§ **EXERCISE INSTRUCTIONS**
Report every line below that has the string "Pics" in it.
────────────────
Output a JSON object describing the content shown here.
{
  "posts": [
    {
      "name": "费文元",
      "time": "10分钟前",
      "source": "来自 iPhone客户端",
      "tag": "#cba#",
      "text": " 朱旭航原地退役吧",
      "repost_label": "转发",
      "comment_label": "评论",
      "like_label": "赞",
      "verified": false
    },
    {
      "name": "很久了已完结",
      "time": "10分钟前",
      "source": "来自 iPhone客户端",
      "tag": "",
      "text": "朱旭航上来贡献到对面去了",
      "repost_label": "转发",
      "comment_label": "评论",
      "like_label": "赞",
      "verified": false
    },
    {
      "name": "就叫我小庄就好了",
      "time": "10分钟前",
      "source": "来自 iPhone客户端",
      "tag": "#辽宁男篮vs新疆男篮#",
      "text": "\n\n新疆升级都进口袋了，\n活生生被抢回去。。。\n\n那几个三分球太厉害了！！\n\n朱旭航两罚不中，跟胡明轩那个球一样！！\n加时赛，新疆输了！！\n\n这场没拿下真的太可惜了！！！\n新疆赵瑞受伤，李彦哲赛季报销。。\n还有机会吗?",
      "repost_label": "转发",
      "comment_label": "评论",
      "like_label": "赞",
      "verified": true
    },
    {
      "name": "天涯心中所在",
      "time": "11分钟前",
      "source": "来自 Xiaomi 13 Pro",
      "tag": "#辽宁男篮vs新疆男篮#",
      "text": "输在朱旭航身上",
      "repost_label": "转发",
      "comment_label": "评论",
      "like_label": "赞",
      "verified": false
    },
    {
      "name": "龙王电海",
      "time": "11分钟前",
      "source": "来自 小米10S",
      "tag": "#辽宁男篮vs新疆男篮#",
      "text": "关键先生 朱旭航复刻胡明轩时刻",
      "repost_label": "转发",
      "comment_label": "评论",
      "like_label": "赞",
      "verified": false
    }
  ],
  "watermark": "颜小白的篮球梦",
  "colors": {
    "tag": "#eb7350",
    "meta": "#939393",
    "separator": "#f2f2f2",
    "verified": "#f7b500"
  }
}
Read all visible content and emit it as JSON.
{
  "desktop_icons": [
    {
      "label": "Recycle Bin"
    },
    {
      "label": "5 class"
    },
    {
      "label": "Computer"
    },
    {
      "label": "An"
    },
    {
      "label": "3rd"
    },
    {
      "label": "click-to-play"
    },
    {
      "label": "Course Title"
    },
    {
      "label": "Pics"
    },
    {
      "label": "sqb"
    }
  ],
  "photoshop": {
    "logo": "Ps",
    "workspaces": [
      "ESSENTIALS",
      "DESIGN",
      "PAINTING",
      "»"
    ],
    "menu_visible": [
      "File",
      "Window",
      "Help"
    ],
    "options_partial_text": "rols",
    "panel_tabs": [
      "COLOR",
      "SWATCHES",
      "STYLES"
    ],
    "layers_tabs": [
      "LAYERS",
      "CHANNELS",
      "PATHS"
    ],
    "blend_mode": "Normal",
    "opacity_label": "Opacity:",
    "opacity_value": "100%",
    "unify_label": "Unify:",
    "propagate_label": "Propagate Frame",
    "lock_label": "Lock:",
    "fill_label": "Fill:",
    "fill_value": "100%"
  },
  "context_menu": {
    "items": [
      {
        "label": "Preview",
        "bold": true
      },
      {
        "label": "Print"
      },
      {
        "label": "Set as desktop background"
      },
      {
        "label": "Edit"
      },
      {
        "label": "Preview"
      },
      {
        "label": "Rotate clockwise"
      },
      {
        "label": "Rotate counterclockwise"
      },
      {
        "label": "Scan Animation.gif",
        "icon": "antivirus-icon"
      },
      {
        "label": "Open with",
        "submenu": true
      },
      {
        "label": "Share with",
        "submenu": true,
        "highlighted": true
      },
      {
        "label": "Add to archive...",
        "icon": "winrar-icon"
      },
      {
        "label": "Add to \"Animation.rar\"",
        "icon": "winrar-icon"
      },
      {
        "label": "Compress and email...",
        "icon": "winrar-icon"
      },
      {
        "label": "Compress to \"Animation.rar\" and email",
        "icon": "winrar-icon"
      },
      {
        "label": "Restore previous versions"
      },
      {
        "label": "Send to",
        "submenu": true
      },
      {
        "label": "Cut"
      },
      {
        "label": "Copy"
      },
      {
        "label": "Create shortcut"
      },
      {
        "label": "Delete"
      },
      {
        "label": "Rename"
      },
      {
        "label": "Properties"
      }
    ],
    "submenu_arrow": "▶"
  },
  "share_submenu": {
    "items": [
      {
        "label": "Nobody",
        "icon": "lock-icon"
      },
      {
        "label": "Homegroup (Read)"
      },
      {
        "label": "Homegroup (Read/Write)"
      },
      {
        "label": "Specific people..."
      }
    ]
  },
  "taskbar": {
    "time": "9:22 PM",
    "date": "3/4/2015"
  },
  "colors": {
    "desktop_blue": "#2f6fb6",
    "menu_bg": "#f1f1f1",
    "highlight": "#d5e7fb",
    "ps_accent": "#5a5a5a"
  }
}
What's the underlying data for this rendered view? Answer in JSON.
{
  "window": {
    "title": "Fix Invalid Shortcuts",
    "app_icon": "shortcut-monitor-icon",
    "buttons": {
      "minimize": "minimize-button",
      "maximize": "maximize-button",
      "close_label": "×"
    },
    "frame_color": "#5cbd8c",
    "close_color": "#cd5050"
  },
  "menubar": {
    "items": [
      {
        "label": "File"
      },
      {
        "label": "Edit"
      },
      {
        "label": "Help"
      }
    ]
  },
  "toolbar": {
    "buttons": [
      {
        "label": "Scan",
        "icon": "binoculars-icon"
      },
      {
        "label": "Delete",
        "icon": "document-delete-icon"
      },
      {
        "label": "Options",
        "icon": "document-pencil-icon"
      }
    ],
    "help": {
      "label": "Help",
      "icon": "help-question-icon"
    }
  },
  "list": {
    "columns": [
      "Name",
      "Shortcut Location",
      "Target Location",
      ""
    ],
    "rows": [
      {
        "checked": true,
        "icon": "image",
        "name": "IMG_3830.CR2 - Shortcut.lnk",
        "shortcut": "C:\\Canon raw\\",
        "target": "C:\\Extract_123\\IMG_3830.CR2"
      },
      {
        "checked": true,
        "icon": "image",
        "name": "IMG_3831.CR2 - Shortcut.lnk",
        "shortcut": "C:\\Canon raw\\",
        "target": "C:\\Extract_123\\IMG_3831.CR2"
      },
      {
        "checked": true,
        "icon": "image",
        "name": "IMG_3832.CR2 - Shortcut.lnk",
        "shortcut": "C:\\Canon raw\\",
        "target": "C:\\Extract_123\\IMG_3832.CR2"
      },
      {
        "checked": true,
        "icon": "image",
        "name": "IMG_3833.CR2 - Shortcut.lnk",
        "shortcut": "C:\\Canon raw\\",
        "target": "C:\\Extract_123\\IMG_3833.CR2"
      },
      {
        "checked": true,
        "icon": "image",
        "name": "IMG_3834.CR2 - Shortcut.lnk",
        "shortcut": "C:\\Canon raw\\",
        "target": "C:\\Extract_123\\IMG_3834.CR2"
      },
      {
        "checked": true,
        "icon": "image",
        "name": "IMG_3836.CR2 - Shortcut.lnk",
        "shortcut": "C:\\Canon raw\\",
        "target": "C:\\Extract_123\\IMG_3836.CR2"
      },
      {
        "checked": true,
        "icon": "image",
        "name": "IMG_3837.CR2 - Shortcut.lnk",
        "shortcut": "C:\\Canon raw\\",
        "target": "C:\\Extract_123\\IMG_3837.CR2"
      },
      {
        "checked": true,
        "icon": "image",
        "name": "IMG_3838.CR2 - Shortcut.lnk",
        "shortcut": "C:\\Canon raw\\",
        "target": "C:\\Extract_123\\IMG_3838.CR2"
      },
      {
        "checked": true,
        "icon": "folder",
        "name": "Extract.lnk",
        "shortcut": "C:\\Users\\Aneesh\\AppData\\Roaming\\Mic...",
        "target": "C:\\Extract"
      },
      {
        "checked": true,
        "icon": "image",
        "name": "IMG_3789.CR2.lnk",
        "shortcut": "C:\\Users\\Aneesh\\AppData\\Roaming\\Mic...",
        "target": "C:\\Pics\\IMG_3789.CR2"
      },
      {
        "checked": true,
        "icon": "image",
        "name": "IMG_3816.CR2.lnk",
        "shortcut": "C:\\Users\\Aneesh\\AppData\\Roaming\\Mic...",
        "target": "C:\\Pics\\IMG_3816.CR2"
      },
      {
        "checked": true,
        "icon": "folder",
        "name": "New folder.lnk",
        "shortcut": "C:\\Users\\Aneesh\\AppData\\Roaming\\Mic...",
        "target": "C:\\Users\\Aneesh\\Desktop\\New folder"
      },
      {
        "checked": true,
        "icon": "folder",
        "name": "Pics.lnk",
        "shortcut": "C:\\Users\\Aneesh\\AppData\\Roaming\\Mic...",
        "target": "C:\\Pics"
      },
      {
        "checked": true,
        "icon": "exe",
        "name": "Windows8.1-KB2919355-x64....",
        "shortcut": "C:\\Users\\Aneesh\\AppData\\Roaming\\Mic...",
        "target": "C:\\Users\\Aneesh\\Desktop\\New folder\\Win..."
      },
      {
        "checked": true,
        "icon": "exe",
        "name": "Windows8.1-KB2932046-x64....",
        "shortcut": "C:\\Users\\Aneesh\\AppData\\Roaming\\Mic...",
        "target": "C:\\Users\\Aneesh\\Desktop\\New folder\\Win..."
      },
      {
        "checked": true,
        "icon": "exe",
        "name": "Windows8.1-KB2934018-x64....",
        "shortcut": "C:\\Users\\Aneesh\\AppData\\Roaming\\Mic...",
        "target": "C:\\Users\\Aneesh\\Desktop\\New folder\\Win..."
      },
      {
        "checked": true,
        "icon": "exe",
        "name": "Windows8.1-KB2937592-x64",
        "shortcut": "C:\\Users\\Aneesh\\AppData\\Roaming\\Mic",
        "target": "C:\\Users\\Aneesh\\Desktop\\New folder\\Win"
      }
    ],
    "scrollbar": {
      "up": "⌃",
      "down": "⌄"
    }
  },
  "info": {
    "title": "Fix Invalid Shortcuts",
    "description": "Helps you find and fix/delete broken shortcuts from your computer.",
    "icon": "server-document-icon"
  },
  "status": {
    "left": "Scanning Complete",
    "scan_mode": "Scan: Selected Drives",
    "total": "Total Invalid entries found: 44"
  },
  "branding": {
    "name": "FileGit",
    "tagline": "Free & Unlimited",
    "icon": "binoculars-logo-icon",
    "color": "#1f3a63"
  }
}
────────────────
§ **RESPONSE BELOW**
      "label": "Pics"
        "target": "C:\\Pics\\IMG_3789.CR2"
        "target": "C:\\Pics\\IMG_3816.CR2"
        "name": "Pics.lnk",
        "target": "C:\\Pics"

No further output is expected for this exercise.